Type Animator Mat Voyce Spreads Swirling, Twirling Words of Encouragement

Posted inDesigner Interviews

When the pandemic first reared its ugly head back in March 2020, it threw almost all aspects of our lives out of whack, virtually overnight. Despite its damage to jobs and social scenes, newfound freetime was at a premium, offering artists a sliver of a silver lining to hone crafts they previously might not have had time to take on. 

2D type animator Mat Voyce is a poster child of this pandemic productivity. He used the UK lockdown as an opportunity to devote himself to mastering his animation skills and type style by providing literal words of encouragement to his growing community of followers on Instagram. Voyce took advantage of the widespread desire for virtual connection by churning out bite-sized social media snippets of bouncing, flouncing, and twisting phrases almost every day.  

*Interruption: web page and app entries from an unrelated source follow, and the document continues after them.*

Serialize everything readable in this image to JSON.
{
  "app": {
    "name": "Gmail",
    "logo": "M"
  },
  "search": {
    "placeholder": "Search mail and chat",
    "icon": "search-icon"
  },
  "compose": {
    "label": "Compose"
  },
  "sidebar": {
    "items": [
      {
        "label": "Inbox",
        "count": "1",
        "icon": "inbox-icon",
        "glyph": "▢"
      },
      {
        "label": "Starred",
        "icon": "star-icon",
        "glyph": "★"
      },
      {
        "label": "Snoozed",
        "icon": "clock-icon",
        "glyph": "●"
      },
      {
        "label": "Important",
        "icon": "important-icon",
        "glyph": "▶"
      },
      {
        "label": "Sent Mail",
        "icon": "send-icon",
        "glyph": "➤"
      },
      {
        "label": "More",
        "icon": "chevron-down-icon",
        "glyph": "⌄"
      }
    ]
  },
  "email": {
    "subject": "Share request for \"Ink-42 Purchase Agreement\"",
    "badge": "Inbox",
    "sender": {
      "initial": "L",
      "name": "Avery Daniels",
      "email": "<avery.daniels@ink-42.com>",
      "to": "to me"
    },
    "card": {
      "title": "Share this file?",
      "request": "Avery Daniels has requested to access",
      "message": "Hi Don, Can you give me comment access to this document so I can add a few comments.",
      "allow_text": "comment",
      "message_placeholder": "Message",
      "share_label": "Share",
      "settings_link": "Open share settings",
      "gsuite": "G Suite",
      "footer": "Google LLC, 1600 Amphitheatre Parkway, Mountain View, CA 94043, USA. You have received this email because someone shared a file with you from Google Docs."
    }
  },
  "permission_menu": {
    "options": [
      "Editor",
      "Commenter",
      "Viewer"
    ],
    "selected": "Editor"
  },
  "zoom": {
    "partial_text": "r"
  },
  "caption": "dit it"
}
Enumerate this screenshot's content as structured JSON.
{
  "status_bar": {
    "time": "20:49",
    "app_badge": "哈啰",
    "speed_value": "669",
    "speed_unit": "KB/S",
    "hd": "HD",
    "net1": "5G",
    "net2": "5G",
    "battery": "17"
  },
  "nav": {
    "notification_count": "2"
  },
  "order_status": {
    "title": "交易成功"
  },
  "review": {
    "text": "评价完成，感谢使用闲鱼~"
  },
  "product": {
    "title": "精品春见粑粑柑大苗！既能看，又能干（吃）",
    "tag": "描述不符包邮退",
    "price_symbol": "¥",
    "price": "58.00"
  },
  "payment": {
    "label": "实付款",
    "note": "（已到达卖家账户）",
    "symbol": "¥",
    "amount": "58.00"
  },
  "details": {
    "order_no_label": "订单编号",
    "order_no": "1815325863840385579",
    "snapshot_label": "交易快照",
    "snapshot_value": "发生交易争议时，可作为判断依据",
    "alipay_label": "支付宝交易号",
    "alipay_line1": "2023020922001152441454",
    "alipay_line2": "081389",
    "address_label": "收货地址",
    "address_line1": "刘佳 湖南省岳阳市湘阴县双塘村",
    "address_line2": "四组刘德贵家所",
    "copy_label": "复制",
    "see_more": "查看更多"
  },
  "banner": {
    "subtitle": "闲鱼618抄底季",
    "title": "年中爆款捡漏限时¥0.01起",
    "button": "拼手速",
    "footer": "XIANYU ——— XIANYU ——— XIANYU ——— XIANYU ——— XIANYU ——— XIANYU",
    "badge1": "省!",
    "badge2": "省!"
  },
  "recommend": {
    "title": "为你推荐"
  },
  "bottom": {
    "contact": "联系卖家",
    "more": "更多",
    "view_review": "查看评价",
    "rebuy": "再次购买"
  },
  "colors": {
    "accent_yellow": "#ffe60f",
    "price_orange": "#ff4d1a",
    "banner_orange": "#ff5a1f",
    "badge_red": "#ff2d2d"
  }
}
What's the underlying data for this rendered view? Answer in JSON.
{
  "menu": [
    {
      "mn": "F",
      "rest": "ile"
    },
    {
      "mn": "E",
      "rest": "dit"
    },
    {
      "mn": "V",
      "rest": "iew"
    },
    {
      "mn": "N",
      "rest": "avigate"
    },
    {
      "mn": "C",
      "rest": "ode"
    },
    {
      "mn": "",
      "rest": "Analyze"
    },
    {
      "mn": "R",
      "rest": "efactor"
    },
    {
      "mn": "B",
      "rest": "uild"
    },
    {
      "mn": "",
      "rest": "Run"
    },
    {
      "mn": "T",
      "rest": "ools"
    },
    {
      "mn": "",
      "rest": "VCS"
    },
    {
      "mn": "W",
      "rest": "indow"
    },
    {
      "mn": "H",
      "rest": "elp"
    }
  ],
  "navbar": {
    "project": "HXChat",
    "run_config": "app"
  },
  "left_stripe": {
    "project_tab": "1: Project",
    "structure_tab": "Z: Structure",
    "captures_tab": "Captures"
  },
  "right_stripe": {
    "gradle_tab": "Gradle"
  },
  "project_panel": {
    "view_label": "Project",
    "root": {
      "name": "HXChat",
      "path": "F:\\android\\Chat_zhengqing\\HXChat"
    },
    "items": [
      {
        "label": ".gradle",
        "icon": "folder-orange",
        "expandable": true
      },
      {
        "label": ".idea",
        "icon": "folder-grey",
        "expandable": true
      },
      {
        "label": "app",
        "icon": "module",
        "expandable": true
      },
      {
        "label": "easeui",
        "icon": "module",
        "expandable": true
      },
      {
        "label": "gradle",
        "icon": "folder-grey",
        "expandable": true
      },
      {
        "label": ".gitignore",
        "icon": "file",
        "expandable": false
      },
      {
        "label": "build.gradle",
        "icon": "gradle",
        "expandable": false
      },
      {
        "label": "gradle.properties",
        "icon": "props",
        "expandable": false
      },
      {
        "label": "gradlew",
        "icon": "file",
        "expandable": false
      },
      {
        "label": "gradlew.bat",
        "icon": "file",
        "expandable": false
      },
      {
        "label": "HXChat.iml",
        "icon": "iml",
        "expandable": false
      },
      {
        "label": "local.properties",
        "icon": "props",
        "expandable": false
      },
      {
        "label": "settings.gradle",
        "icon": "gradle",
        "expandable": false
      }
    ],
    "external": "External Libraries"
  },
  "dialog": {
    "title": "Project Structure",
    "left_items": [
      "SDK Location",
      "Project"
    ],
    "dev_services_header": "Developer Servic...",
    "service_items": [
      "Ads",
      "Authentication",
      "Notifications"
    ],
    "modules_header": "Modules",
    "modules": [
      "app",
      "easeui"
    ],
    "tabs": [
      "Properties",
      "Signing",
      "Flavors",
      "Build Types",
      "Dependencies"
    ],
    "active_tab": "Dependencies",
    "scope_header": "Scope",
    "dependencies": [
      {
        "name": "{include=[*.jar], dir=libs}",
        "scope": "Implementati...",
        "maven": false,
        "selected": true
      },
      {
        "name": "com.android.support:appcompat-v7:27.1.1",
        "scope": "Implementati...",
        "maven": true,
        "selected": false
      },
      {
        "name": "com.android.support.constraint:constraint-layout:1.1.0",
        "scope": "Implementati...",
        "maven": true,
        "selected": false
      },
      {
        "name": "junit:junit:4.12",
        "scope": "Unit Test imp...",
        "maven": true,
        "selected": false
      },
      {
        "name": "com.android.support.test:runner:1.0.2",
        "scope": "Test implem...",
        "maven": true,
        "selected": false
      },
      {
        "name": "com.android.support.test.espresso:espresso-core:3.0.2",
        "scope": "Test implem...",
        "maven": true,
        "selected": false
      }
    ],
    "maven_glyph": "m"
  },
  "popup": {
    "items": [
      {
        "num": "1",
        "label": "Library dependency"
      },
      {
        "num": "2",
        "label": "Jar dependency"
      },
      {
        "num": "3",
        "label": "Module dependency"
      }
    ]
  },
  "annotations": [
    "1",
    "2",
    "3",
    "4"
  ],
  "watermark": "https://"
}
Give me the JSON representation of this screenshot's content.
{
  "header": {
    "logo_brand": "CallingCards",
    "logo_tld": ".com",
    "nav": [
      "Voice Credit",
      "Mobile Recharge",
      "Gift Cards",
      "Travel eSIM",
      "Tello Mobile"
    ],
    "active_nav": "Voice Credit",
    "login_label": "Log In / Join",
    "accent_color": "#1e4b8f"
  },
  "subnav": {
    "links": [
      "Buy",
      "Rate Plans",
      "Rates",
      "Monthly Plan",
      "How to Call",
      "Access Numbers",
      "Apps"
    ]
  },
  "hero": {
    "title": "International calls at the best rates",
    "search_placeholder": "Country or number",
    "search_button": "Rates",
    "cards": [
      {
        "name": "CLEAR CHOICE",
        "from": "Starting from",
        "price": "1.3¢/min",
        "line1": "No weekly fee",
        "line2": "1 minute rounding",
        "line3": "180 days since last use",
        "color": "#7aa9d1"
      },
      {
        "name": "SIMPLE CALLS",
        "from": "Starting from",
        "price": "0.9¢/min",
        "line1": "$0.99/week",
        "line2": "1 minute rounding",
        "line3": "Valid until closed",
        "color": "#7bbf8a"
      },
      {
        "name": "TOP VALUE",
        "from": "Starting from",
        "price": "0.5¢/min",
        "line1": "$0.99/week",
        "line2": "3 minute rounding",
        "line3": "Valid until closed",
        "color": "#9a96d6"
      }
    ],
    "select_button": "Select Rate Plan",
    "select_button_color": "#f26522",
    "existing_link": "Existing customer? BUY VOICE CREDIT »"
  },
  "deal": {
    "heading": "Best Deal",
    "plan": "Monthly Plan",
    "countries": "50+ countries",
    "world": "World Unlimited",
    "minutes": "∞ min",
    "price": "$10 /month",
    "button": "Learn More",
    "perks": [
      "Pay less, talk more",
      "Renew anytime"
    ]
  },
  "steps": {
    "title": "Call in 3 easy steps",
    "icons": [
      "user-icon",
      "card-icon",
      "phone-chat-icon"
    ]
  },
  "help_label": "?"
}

Years later, his freelance career is now flourishing. Voyce has been commissioned by heavy-hitters such as the United European Football Association, Instagram for Business, and Ed Sheeran and Lil Baby for their “2Step” music video. Below, he talks with us about his art practice and creative journey.

How would you describe your animated type aesthetic?

There’s a huge amount of childishness to my work. It’s all a bit naïve and rough cut. My work represents a huge range of illustrated typography that infuses letterforms with character and personality.  

My style taps into that nostalgia that people who were born in the ’80s, ’90s, and 2000’s feel and can relate to. The illustrated type in the old TV shows and films I watched over and over as a kid still sit in the back of my mind, and serves as a permanent reference point.

How did you develop this style? What have been your biggest influences?

I grew up in the era of Rayman, Ape Escape, Honey I Shrunk the Kids, and Ghostbusters, and I was obsessed with the typography in these games and shows as a kid. It has always had a powerful visual effect on me. 

I trained myself as an illustrator who designed static type as a side hustle, which gave me a huge skill boost when I started introducing motion to my work. I learned plenty of character animation to animate fun little walk cycles and emotions. The combination of my approach to give the same emotion to letterforms just became something totally new. 

One of my biggest influences has also been the website Art of the Title. It’s dedicated to title sequences and animated type, collected from pretty much any film or show.

Movement is obviously such a critical part of your work. When you’re creating an animation, what’s your process behind deciding on the movement of a particular word or phrase?

Depending on the project, it can really vary. For example, if I’m working on a client project, I always try to propose a range of motion ideas through simple storyboards, providing reference links to similar motion styles or ideas. But if it’s a personal design, unless I have already seen something I want to try, it’s just experimenting to see what I end up with. It sounds a little unrealistic, but because I’ve been doing this for years now, both as a hobby and career, I can just jump straight in with creating and come up with a motion style or animation as I go. 

In terms of finding the perfect word, I still have a note on my phone that has hundreds of phrases and single words I can reference. This is something I add to on a daily basis as soon as I either see or hear a word, or have an idea pop up in my head. Walking down a city street feels like a moving reference board— seeing all of the type out there and imagining how it could come to life.

Your work is so positive and upbeat. Where does that instinct come from? Have you always wanted to create art that would spark joy in others?

I originally started messing around with animated type during lockdown. Here in the UK, lockdown was pretty heavy, just as it was in most places, so there was a lot of negativity. Plus, people were spending a hell of a lot more time on their phones and on social media, basically relying on the digital world to keep them entertained or to stay positive. That’s when I started animating fun little type-based badges and words that expressed themselves both through their illustrated style and animation. I wanted to create positive things; things that would jump out at you on screen, and quite literally make you smile or emote. 

Soon, this became almost a daily practice during lockdown, meaning I essentially had almost two years of everyday practice creating different styles of animated type. It was like a crash course in my passion. Looking back at it all now, I wouldn’t change a thing. I love how everything I am today started through a couple of positively animated words. 

What is it about animating type, words, and letterforms specifically that you enjoy so much? 

Typography is one of my true loves in life. Being able to bring life and character to lettering— something that is so universal— is pretty damn special. Making a word show an emotion through movement, styling, and animation holds a unique quality that I find addictive. Words have so much potential. We see lettering, words, and typography every waking minute of the day— it’s on the streets we walk, it’s on the packaging of the food we eat, and it’s on every single phone screen across the globe— so why not bring the static to life, and give it a second visual meaning? That can make one hell of a difference. I’m making myself a path to create that difference, which feels amazing.